The new direction on the phase-change flow research focuses on flow prediction as well as system level integration issues associated with condenser, flow boiler and other devices. The effect of the supercritical fluctuations on the system level performance and repeatability is also being investigated.

Narain’s secondary interests are in related areas of transport processes.
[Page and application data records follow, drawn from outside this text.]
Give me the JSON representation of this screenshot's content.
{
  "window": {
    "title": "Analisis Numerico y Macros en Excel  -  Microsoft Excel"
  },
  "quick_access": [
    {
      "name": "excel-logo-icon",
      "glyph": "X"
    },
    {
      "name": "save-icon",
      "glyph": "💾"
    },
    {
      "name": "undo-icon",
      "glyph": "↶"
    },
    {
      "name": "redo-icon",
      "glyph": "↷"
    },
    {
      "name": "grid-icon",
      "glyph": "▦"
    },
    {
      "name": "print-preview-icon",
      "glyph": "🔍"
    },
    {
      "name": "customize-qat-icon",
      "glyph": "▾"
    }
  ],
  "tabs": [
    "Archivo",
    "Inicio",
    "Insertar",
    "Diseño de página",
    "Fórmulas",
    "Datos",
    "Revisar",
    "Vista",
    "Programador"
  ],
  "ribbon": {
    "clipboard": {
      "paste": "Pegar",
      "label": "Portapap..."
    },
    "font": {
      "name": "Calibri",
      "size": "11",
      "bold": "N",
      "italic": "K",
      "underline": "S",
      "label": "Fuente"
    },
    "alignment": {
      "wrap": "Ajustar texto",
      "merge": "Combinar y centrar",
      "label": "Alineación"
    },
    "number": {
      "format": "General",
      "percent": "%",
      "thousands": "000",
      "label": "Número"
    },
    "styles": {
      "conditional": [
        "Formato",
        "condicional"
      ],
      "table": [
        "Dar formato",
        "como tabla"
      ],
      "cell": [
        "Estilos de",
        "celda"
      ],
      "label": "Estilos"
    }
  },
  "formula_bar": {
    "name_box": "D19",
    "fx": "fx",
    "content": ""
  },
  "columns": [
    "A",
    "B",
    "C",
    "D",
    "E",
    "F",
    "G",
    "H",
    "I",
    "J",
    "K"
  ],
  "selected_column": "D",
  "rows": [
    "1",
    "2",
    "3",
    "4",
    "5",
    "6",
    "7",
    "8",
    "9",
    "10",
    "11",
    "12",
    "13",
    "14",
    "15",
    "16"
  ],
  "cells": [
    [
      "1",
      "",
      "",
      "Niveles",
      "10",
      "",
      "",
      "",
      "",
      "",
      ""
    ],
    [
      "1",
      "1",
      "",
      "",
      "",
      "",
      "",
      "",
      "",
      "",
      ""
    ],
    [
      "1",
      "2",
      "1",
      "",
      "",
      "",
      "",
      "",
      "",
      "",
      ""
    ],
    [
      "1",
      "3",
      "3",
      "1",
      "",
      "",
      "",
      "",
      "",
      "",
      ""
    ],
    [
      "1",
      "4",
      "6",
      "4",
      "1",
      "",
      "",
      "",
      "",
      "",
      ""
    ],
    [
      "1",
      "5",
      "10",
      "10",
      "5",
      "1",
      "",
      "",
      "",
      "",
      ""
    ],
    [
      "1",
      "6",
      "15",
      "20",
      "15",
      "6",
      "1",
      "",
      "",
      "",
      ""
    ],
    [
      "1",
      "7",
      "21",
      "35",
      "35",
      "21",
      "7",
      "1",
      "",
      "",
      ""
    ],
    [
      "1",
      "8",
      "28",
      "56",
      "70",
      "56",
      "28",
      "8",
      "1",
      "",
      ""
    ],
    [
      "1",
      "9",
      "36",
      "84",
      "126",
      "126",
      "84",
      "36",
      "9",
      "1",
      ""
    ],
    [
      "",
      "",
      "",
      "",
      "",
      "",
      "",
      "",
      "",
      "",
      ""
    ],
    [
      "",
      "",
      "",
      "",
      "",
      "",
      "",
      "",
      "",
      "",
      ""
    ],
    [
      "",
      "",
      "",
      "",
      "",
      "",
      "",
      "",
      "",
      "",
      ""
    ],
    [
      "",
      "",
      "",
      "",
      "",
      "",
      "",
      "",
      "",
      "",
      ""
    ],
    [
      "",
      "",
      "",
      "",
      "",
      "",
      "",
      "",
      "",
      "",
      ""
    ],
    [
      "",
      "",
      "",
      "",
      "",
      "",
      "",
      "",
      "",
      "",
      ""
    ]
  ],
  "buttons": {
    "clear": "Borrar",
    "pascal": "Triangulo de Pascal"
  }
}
These include cavitation signatures in an automobile’s torque-converter, melting and solidification processes associated with use of phase-change materials (PCM) for energy storage applications (such as solar power plants), and computational simulations of forced and natural convection turbulent flows (inside heat exchangers, displacement pumps, etc.).

Links of Interest

Research Interests

  • Phase-change flows, especially internal condensing and boiling flows
  • Cavitation signatures in an automobile’s torque-converter
  • Melting and solidification processes associated with use of phase-change materials (PCM) for energy storage applications (such as solar power plants)
  • Computational simulations of forced and natural convection turbulent flows (inside heat exchangers, displacement pumps, etc.)

Areas of Expertise

  • Condensing/Phase-change flows
  • Computational and Experimental Fluid Mechanics/Heat Transfer

Recent Publications

  • J. H. Kurita, M. Kivisalu, S. Mitra, R. Naik, A. Narain: “Experimental Results on Gravity Driven Condensing Flows in Vertical Tubes, their Agreement with Theory, and their Differences with Shear Driven Flows’ Boundary Condition Sensitivities,” International Journal of Heat and Mass Transfer, 54, 2932-2951, 2011. Read More
  • S. D. Kulkarni, A. Narain, M. Kivisalu, S. Mitra, and M. M. Hasan: “Condenser performance, Control, and Heat Transfer Enhancement Issues Resulting from Elliptic-Sensitivity of Shear Internal Condensing Flows,” accepted and in-press for publication in the International Journal of Transport Phenomena, 2011. Read More
  • S. Mitra, A. Narain, R. Naik, and S. D. Kulkarni: “A Quasi One-Dimensional Simulation Method and its Results for Steady Annular/Stratified Shear and Gravity Driven Condensing Flows,” International Journal of Heat and Mass Transfer, 54, 3761-3776, 2011. Read More
  • M. Kivisalu, N. Gorgitrattanagul, S. Mitra, R. Naik, and A. Narain: “Prediction and Control of Internal Condensing Flows in the Experimental Context of their Inlet Sensitivities,” accepted and in-press for publication in Microgravity Science and Technology, Paper number: MGST318R1, 2011. Read More
  • Ng, T. W., A. Narain, M. Kivisalu: “Fluorescence and Fiber-Optics Based Real-Time Thickness Sensor for Dynamic Liquid Films,” ASME Journal of Heat Transfer, Vol. 132, 031603-1 to 12, 2010. Read More
  • S. D. Kulkarni, A. Narain, and S. Mitra:“Forced Flow of Vapor Condensing over a Horizontal Plate (Problem of Cess and Koh*) - Steady and Unsteady Solutions of the Full 2D Governing Equations,” ASME Journal of Heat Transfer, Vol. 132 (10), 101502, 2010. Read More
  • Narain, A., S. D. Kulkarni, S. Mitra, J. H. Kurita, and M. Kivisalu: “Internal Condensing Flows in Terrestrial and Micro-gravity Environments – Computational and Ground-based Experimental Investigations of the Effects of Specified and Unspecified (Free) Conditions at Exit,” Annals of New York Academy of Sciences, Interdisciplinary Transport Phenomena in Space Sciences, Vol. 1161, pp. 321-360, 2009.